* [Exercise description]:
Below are entries; count the lines among them that contain the word "true", and give only the count.

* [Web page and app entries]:
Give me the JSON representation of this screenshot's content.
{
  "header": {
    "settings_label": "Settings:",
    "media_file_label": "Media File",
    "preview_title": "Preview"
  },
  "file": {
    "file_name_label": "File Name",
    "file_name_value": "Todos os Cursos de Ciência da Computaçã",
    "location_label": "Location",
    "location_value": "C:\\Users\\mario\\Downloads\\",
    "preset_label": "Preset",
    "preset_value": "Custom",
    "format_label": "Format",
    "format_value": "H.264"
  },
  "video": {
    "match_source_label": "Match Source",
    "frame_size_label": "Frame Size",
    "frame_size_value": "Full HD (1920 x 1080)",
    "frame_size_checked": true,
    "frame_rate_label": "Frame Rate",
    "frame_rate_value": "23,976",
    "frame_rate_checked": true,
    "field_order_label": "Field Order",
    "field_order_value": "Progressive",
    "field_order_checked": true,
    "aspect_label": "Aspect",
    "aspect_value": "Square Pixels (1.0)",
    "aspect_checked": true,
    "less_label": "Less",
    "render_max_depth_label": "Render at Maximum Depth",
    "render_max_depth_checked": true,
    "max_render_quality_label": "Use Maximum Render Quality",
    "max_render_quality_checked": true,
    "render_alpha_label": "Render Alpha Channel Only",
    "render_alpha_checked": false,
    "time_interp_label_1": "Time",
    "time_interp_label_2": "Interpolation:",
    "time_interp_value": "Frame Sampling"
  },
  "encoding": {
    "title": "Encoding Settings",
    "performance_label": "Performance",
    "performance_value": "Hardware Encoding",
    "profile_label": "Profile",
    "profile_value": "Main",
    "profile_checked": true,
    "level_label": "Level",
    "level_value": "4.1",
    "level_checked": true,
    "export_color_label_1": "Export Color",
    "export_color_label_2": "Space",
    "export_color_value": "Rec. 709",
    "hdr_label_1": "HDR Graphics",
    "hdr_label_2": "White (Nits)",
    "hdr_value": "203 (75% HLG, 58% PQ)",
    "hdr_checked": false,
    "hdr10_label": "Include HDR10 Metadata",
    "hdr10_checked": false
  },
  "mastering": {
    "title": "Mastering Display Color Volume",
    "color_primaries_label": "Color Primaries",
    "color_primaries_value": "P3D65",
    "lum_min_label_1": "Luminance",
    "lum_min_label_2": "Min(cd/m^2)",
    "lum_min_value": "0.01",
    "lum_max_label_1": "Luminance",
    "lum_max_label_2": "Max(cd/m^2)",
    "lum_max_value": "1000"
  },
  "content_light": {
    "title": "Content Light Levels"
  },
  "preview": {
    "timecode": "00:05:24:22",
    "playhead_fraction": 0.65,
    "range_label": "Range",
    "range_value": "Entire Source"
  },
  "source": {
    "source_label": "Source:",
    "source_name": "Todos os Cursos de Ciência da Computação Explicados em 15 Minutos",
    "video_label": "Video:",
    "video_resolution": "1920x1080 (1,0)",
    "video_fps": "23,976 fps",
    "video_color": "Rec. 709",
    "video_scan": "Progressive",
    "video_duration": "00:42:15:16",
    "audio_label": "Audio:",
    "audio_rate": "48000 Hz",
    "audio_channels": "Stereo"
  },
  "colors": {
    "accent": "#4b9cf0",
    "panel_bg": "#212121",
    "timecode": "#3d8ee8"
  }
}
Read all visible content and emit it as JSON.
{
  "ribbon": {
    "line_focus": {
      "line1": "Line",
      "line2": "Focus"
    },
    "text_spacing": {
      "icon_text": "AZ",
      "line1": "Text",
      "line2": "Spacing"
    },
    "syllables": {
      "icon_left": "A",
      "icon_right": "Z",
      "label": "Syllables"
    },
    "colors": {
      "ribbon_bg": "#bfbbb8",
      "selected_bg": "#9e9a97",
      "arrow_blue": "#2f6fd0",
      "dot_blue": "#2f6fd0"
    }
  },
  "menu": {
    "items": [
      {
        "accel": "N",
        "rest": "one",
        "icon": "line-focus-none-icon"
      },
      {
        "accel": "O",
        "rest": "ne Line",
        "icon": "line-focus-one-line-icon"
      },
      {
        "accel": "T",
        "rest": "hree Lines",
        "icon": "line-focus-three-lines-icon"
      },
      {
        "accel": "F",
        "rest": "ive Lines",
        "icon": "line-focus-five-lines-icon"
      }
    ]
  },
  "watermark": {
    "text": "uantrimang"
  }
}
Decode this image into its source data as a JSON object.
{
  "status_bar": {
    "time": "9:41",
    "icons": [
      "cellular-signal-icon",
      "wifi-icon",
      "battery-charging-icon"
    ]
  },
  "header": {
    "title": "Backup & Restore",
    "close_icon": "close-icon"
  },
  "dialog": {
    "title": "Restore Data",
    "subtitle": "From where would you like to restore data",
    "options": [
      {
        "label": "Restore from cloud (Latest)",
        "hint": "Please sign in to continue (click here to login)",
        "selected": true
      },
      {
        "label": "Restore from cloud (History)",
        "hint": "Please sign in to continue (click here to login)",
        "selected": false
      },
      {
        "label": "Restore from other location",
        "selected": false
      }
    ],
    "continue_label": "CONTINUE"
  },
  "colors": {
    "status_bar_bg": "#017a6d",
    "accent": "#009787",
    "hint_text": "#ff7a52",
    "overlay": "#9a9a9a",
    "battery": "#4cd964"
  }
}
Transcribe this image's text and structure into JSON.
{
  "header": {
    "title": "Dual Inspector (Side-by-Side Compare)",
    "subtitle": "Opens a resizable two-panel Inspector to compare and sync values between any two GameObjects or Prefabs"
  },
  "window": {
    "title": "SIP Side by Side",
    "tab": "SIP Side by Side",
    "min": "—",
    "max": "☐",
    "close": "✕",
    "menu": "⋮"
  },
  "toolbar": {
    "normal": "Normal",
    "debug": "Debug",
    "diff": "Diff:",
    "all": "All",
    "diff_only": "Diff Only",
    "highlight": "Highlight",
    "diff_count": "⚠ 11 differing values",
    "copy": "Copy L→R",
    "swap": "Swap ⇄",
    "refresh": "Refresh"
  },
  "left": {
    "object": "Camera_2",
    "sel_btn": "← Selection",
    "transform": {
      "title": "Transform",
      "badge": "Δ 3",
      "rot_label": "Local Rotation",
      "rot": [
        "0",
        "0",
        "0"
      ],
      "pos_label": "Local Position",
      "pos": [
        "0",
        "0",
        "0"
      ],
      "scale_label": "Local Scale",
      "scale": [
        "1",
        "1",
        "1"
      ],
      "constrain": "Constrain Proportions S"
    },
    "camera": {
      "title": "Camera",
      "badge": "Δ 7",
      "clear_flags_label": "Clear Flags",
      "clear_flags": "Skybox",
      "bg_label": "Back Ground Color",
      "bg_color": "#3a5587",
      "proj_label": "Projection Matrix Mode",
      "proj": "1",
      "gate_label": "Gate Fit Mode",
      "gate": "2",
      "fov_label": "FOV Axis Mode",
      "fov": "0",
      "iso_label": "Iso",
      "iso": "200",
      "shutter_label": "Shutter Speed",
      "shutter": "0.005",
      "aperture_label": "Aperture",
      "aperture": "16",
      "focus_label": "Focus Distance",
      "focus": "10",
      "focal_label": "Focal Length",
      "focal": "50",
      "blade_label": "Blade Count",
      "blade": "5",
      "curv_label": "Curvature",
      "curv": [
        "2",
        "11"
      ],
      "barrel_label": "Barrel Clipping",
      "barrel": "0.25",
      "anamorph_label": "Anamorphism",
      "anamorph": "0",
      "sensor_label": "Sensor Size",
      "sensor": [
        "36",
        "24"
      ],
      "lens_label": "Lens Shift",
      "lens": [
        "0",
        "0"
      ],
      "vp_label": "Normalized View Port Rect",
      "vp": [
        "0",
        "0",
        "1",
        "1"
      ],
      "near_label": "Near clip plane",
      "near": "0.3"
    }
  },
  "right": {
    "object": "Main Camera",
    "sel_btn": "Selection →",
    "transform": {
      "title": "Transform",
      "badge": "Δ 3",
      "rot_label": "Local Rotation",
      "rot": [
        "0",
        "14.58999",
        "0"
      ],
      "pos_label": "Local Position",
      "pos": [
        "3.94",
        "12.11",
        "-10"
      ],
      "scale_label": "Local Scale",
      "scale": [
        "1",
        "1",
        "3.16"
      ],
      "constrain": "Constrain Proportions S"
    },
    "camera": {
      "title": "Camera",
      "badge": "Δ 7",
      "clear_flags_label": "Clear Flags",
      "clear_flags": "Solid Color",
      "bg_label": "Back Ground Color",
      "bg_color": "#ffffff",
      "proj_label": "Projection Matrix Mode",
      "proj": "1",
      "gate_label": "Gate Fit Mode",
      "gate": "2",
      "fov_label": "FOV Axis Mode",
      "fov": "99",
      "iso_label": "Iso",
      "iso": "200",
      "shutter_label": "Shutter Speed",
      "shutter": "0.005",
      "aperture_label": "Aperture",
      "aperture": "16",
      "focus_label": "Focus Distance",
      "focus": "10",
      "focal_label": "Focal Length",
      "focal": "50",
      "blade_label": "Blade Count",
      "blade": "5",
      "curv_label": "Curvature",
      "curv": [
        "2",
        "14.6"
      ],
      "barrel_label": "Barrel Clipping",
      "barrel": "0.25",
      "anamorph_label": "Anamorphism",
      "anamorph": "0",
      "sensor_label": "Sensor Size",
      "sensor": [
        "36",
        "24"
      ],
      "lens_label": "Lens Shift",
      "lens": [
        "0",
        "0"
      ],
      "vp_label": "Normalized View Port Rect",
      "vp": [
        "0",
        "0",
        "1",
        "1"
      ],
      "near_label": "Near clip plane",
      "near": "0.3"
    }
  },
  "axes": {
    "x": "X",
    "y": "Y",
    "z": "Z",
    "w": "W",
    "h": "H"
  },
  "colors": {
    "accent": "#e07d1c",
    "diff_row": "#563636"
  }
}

* [Expected output]:
9